## Exercise instructions
Count every line below that holds "label". The answer is the number alone.
(Study material Opens)
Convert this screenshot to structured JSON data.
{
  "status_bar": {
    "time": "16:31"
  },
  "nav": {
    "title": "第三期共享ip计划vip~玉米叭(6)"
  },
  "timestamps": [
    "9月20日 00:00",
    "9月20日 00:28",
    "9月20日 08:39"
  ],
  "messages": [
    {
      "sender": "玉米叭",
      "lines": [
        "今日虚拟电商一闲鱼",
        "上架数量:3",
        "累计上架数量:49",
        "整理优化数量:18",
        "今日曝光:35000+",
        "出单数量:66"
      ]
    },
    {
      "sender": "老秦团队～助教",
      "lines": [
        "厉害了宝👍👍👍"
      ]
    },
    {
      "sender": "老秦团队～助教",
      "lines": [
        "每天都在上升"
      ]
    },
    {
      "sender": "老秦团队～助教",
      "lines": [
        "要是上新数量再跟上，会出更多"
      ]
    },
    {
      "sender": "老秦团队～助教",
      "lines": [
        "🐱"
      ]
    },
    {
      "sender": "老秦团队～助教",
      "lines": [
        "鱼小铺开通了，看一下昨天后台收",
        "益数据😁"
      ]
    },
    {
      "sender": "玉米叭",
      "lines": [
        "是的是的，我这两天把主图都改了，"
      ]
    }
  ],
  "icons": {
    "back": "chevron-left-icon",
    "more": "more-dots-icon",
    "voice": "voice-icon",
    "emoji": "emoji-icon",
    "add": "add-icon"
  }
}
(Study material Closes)
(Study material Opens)
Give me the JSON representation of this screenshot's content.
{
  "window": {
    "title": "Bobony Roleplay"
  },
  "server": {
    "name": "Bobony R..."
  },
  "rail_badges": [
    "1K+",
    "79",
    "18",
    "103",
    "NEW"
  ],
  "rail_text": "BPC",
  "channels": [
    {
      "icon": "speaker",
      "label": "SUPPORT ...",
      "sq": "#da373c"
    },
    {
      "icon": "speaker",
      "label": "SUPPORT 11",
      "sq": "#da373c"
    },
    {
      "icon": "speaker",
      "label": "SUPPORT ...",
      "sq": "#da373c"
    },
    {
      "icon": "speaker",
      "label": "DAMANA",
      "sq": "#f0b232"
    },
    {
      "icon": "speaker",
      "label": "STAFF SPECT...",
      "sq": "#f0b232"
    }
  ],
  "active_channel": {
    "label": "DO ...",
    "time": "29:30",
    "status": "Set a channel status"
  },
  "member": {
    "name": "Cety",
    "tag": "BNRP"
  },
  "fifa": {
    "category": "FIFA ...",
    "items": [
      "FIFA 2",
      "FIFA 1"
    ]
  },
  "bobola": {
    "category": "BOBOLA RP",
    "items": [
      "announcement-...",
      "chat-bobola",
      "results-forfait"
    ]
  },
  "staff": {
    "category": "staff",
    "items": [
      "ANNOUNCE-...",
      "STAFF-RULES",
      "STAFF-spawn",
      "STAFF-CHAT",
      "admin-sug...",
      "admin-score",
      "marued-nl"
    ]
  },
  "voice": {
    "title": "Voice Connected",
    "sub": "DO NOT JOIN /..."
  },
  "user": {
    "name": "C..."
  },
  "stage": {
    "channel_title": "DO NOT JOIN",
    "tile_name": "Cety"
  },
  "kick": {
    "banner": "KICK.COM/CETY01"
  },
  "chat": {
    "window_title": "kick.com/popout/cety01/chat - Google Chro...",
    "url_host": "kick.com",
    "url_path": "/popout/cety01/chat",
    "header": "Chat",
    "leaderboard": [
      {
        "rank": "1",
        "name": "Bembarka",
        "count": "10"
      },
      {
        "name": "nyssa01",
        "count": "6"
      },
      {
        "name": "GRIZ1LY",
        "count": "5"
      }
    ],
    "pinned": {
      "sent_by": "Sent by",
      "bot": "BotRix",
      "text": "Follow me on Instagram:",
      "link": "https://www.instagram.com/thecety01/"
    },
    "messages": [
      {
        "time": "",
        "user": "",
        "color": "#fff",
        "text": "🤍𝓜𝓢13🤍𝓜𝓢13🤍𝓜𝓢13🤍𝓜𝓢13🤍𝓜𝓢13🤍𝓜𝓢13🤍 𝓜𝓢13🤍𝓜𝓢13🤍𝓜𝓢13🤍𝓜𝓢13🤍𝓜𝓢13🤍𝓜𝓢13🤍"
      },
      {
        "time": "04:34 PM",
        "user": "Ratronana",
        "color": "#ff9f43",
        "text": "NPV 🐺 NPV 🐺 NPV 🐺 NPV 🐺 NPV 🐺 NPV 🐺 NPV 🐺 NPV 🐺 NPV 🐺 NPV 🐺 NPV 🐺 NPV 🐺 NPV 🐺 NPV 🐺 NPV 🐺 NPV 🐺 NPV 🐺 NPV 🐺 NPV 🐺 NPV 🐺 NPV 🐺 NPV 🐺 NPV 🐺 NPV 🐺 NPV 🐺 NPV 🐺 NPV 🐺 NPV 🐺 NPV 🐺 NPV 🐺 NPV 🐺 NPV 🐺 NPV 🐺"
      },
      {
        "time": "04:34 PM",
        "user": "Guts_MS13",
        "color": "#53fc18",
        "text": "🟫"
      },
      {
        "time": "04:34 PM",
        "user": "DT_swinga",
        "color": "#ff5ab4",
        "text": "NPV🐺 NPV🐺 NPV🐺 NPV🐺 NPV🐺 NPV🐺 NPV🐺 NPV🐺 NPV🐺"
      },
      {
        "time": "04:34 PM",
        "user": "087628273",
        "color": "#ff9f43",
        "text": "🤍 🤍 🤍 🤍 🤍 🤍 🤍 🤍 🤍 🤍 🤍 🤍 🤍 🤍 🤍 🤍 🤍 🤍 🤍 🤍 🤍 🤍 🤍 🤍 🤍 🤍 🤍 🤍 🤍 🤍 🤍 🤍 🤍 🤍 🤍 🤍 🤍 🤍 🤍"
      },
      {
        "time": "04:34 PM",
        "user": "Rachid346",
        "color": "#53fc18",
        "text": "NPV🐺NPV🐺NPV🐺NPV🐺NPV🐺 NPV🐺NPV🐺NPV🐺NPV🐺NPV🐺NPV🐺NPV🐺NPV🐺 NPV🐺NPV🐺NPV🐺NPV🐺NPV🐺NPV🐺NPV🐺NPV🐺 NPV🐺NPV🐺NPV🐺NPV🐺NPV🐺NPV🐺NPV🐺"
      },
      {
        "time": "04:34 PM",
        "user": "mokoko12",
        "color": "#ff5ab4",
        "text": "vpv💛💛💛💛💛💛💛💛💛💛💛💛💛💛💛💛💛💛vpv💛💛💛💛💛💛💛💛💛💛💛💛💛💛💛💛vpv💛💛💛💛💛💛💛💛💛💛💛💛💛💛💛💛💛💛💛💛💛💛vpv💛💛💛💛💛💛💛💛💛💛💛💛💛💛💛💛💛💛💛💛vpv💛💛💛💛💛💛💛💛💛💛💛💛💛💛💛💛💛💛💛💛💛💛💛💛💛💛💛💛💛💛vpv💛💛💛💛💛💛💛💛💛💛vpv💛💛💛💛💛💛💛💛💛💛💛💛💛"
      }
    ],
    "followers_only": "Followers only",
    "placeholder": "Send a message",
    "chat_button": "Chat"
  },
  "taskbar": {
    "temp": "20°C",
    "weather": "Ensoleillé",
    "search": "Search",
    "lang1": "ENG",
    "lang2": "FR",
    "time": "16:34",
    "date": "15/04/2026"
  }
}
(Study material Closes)
## Final answer
6